Your task:
Reading the records beneath this task, work out how many lines contain the word "clicks" and reply with only that number.
########
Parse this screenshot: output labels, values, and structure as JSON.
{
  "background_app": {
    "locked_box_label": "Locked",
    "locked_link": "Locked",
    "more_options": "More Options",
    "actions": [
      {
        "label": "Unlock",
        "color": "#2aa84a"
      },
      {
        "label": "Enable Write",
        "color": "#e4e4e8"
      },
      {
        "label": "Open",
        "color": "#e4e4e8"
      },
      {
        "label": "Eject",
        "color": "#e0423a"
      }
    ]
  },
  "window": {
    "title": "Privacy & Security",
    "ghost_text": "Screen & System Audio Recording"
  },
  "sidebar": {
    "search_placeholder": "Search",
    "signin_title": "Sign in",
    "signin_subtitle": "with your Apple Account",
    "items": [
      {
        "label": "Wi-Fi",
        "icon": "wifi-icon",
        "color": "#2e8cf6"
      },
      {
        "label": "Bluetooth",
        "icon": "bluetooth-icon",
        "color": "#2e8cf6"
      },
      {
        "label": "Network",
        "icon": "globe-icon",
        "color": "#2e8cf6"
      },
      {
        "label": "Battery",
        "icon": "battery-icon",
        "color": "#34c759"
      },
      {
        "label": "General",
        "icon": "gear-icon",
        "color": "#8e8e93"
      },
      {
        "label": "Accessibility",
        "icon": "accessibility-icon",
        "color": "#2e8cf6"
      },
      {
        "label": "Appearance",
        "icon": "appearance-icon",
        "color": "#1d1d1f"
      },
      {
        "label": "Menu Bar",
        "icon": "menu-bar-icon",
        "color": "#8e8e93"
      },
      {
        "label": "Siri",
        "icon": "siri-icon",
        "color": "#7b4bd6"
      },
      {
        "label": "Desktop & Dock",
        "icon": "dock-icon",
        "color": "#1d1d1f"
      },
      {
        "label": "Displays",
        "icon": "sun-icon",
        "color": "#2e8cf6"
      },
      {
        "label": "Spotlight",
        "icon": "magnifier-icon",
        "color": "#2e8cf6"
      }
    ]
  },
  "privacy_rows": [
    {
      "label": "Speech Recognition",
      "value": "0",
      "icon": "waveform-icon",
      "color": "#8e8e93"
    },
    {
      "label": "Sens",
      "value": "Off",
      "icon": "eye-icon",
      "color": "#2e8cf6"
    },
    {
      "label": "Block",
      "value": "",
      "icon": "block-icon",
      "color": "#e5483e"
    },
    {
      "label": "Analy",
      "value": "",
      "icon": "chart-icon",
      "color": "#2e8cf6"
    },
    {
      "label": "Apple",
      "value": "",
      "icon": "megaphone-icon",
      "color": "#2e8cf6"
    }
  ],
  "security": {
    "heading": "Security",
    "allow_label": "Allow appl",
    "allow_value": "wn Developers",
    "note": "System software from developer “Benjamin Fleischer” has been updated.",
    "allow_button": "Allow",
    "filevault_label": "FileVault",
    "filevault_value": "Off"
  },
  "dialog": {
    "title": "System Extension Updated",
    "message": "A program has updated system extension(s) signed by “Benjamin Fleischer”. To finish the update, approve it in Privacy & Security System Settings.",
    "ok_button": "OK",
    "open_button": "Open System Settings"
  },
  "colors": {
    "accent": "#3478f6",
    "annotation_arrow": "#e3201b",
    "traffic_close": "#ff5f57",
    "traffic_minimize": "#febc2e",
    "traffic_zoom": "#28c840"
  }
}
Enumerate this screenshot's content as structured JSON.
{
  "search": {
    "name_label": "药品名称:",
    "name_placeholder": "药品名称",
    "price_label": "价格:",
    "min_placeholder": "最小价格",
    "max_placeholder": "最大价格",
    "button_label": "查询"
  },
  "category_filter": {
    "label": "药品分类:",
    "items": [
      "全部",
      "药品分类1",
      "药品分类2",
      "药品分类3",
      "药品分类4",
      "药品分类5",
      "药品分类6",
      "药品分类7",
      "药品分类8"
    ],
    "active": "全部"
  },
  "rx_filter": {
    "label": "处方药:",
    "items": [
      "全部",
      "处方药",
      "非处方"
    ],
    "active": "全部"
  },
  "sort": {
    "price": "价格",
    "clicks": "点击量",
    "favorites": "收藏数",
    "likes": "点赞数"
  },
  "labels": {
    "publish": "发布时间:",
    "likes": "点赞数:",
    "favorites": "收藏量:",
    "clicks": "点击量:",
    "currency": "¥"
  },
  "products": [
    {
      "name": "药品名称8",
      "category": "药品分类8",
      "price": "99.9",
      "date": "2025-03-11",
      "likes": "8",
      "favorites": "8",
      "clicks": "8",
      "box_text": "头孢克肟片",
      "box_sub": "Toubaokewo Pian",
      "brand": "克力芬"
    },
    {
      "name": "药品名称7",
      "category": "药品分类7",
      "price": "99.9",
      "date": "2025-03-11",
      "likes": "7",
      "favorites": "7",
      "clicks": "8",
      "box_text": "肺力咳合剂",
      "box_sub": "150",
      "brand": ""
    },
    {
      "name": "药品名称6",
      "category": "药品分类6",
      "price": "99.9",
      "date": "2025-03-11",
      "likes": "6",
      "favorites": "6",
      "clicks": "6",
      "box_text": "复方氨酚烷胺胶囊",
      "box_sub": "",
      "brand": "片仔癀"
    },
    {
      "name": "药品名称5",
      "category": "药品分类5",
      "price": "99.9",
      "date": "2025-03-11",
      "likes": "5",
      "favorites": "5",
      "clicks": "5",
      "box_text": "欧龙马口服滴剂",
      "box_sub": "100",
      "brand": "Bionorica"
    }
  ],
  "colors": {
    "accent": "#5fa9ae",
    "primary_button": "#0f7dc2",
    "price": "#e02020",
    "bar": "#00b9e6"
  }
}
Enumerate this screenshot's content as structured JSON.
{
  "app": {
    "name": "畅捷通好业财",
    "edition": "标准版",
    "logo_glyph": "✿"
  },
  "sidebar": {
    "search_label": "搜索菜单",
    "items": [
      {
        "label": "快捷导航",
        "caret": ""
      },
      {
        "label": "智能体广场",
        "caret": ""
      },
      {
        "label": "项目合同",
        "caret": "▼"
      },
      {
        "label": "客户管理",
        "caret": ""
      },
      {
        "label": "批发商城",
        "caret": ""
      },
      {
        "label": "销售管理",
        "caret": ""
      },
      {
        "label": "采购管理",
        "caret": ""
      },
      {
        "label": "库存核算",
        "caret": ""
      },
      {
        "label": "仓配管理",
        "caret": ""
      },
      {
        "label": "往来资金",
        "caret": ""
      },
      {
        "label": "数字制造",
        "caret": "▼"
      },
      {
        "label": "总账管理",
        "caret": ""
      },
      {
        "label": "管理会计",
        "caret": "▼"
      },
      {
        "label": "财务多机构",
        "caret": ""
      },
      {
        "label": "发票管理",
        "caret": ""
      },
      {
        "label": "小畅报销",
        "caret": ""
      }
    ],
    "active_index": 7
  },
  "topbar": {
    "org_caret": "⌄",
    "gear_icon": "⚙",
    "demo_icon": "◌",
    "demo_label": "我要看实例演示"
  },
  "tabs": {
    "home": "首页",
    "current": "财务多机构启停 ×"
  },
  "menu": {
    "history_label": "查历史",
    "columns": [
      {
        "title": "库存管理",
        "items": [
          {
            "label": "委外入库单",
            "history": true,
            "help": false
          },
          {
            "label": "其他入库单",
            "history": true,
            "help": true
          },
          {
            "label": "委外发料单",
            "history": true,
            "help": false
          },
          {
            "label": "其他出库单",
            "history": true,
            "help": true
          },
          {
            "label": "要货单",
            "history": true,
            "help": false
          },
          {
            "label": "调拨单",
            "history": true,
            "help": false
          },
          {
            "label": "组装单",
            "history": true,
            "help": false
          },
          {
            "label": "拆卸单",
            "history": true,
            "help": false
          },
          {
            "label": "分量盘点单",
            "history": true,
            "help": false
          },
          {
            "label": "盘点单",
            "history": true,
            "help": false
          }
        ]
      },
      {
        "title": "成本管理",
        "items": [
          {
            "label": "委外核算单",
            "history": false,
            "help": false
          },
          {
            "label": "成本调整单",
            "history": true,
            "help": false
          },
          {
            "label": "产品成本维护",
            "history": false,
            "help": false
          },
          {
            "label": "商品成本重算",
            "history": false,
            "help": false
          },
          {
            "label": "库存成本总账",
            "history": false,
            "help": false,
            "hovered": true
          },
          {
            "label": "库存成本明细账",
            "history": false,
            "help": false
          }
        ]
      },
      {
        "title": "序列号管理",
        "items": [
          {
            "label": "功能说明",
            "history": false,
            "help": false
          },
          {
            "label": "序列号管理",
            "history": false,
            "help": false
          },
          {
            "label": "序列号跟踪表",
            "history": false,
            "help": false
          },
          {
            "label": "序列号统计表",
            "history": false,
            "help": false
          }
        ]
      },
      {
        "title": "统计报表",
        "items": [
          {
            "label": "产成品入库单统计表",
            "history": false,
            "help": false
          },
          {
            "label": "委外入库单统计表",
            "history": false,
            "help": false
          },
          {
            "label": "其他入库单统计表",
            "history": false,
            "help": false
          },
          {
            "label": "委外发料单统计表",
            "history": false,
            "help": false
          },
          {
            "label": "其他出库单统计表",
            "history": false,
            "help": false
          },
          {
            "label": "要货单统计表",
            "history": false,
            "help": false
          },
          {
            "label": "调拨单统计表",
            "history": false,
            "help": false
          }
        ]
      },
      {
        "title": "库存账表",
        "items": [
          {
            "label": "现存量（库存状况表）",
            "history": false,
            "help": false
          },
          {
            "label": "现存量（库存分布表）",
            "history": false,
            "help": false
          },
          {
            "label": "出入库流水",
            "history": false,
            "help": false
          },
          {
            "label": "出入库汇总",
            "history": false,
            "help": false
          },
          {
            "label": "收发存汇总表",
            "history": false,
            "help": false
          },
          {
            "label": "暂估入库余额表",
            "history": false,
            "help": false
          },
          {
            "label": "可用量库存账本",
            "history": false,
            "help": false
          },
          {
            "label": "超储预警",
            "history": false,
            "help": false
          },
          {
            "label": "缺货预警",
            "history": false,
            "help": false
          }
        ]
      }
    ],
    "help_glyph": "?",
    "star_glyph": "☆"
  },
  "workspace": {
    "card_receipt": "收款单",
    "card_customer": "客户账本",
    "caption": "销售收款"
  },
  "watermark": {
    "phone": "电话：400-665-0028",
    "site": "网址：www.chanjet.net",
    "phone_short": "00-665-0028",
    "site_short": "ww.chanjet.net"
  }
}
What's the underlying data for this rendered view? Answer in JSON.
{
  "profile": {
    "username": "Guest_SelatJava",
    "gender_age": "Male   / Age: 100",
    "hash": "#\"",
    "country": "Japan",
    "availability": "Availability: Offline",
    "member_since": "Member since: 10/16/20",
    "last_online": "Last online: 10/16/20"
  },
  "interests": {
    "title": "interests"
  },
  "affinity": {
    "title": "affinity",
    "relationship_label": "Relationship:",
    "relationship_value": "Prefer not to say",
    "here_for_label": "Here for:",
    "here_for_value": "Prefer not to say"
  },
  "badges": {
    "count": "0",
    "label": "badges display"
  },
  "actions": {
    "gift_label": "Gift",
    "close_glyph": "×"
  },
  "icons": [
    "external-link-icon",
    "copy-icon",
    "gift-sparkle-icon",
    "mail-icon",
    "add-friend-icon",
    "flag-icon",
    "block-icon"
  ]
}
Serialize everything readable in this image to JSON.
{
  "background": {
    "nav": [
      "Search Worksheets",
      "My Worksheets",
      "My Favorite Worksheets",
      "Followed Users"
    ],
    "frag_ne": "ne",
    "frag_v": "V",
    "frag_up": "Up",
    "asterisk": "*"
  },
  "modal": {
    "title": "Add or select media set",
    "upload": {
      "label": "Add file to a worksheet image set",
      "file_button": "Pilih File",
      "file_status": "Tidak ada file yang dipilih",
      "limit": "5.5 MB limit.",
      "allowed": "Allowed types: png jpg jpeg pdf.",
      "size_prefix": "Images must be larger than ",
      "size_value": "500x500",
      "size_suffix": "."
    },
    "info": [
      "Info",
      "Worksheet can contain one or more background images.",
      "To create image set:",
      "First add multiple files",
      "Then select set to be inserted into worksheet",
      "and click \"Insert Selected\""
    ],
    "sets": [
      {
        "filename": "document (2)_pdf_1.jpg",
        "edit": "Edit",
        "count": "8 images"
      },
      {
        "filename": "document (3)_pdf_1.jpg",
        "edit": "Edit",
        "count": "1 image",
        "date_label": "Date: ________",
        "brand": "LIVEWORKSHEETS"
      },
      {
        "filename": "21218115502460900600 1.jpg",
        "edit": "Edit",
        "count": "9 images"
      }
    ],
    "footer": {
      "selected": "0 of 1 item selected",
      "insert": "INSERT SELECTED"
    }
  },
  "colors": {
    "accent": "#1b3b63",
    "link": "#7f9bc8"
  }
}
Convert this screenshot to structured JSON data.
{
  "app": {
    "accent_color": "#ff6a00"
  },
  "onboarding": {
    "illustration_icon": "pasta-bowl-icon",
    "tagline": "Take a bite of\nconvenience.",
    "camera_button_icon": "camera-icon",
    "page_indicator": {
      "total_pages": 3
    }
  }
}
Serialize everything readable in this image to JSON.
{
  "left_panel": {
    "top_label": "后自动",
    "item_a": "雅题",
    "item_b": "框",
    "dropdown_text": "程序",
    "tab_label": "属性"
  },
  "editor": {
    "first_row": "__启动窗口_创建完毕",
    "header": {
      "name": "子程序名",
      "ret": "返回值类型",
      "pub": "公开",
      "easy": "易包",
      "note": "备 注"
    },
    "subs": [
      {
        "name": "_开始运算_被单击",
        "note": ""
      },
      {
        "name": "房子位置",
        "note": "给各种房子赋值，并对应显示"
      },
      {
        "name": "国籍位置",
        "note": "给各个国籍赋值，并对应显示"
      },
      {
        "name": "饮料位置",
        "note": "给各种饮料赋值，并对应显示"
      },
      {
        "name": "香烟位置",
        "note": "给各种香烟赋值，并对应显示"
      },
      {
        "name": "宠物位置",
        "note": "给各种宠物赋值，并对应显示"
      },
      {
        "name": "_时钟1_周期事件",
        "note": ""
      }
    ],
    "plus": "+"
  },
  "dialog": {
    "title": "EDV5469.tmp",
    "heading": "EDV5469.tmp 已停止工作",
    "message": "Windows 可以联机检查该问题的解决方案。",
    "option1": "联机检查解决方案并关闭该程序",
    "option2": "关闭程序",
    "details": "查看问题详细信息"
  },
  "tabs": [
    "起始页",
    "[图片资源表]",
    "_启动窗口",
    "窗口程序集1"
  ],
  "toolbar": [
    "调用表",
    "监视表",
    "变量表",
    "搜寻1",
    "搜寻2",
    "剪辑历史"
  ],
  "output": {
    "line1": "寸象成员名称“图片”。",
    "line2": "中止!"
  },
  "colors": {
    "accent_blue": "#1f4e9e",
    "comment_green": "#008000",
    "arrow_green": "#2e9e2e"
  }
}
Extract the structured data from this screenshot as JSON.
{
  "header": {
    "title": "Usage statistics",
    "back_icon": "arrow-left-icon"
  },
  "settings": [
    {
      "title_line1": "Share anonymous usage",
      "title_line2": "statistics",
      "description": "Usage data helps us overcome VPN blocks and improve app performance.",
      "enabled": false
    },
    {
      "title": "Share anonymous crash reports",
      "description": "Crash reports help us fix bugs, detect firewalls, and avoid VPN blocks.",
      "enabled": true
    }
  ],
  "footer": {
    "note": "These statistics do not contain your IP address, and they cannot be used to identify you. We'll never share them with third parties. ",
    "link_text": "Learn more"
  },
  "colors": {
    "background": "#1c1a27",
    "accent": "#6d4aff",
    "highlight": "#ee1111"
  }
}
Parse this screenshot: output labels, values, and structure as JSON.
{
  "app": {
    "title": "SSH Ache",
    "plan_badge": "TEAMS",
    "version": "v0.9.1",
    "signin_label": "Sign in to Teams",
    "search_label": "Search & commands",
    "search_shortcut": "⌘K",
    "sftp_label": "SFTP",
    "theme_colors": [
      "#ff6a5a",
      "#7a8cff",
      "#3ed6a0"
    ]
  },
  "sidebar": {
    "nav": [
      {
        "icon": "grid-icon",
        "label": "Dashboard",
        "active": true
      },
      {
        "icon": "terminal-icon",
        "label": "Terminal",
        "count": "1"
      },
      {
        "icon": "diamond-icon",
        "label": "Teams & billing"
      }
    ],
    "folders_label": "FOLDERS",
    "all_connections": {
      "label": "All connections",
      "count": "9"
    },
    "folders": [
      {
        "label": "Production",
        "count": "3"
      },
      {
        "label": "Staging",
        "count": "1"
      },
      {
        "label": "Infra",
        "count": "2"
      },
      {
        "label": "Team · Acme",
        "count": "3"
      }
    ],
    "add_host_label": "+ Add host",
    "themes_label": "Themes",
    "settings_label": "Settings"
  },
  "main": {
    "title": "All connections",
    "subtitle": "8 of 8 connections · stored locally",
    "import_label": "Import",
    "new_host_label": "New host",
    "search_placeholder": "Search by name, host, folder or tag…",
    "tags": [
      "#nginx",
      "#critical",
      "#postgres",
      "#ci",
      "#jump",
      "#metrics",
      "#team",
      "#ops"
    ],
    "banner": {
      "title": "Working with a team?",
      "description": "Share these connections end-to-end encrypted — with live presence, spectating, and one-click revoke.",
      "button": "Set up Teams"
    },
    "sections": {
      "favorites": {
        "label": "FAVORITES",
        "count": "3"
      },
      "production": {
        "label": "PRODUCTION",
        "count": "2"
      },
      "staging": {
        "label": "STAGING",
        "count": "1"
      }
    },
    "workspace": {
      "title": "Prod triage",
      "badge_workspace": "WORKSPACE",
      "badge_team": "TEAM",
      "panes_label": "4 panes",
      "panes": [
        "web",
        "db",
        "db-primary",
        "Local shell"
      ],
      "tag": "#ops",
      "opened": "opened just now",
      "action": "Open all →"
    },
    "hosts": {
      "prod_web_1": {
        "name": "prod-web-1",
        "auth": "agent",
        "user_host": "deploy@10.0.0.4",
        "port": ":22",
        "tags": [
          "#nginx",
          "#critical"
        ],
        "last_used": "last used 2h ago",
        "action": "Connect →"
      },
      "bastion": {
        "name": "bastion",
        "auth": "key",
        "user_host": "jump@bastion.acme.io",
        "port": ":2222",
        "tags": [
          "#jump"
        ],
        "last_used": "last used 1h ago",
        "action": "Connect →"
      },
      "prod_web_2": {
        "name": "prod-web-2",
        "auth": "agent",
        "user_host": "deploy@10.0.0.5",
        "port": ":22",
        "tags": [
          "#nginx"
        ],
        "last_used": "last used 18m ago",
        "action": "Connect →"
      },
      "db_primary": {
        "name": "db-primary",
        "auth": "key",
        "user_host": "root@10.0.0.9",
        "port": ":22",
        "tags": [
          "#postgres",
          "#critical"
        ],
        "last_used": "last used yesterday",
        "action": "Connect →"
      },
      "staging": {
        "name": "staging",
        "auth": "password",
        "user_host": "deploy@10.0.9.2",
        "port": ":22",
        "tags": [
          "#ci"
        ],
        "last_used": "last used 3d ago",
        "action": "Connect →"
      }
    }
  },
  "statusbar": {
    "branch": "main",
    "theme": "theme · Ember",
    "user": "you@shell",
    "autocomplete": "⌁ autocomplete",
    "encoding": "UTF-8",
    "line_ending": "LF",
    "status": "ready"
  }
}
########
Final answer:
6